“There is an infinite difference—emotionally, psychologically, ethically—between losing a child and killing a child.”
We have covered many times the situation that emerges when a woman is given a prenatal diagnosis of disability for her unborn child and in the next sentence, she is offered abortion as the one and only solution.
The belief that to kill her own child is better than continuing with the pregnancy and perhaps having hours, days or years with their child has become insidious in our society. Brad Mattes of Life Issues Institues, has written on this subject and comes up with some recommendations;
here’s what they need to know the most:
- Take Time — Don’t be rushed into making a decision. Doctors may push to have an answer quickly. When emotions are high, it’s difficult to make a rational decision. Families deserve time to grieve, process the information and educate themselves about their options. It’s also advisable to seek out a second opinion from a pro-life physician or parents who’ve been there.
- The Diagnosis Doesn’t Define the Person — What many fail to recognize is that this child has an identity beyond his or her diagnosis. Acknowledge that this is your baby, your flesh and blood, and fully embrace his or her life with love and respect.
- Don’t Be Deceived — At the time of a diagnosis, it’s natural to feel a fear of the unknown. Don’t let fear direct your decisions. Abortion can be portrayed as “the best possible resolution,” but it’s not. No matter how bleak the prognosis, ending a child’s life is never an act of mercy. Abortion won’t make the crisis better, it’ll compound it.

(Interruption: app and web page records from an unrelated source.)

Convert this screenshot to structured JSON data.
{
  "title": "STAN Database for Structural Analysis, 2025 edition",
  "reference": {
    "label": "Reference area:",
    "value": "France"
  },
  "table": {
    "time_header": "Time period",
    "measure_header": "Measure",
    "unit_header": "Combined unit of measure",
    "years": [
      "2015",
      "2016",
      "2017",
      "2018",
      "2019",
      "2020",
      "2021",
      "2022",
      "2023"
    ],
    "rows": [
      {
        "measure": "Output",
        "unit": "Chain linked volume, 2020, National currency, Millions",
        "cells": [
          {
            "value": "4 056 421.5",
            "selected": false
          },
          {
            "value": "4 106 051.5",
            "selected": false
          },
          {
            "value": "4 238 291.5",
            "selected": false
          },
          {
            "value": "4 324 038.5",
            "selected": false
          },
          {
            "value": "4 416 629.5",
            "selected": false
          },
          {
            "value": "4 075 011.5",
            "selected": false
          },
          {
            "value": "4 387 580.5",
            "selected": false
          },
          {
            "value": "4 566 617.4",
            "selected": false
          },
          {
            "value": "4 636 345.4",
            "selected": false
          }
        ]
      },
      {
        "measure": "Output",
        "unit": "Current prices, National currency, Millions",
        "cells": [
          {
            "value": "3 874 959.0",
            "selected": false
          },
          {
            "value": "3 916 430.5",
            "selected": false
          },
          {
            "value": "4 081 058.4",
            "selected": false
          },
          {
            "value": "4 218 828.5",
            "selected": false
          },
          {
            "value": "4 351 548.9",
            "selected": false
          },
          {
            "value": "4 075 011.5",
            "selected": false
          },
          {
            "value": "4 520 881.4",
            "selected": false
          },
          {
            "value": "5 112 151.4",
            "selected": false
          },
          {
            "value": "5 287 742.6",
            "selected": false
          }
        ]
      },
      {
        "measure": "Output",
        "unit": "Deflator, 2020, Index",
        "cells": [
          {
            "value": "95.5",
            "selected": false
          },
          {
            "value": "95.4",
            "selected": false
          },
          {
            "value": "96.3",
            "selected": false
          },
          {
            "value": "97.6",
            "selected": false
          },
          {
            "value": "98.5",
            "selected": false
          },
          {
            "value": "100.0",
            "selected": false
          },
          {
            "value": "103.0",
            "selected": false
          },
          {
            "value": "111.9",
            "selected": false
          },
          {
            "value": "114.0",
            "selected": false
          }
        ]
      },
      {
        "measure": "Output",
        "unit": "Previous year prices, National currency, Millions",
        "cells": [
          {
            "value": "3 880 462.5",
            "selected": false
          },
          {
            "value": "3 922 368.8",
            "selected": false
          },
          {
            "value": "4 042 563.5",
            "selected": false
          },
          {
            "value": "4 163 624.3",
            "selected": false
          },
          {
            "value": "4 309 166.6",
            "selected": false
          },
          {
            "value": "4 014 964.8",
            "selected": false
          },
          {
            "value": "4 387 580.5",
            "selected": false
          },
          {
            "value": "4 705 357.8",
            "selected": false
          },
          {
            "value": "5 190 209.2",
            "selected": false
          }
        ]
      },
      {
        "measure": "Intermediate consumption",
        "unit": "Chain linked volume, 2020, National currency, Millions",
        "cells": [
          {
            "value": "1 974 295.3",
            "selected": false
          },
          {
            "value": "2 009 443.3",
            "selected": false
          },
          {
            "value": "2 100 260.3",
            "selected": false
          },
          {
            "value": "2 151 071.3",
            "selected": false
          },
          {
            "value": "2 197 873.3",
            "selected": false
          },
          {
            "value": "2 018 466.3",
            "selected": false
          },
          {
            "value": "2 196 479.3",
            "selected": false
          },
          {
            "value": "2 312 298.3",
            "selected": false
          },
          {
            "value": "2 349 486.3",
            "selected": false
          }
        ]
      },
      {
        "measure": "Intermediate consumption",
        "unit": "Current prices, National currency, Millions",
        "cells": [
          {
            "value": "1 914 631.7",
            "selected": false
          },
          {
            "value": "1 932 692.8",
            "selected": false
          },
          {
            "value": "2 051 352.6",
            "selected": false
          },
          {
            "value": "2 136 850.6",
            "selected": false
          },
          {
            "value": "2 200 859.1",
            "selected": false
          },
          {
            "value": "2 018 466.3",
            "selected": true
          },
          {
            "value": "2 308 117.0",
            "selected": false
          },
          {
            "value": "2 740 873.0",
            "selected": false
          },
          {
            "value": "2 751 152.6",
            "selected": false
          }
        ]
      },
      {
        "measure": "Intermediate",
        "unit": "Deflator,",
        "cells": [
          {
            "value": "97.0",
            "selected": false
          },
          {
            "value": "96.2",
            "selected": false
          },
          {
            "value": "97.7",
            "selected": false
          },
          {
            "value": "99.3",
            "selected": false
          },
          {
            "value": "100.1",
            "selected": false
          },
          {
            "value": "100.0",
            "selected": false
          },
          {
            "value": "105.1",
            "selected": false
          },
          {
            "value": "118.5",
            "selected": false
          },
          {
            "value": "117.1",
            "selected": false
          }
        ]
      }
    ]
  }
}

- Always Affirm Life — Even when conditions are fatal, parents can treasure the brief time they have with their child. Every moment the child is alive is cherished. And perinatal hospice programs exist to help families make a compassionate plan for their child’s birth, allowing them precious time holding and caring for their baby. Plus they can memorialize their child’s life in beautiful photography. No matter how short, life is a blessing and deserves to be treated with dignity.
Filed under: Abortion, children, disability, Positively Pro-Life, women | Leave a Comment
Tags: abortion, prenatal diagnosis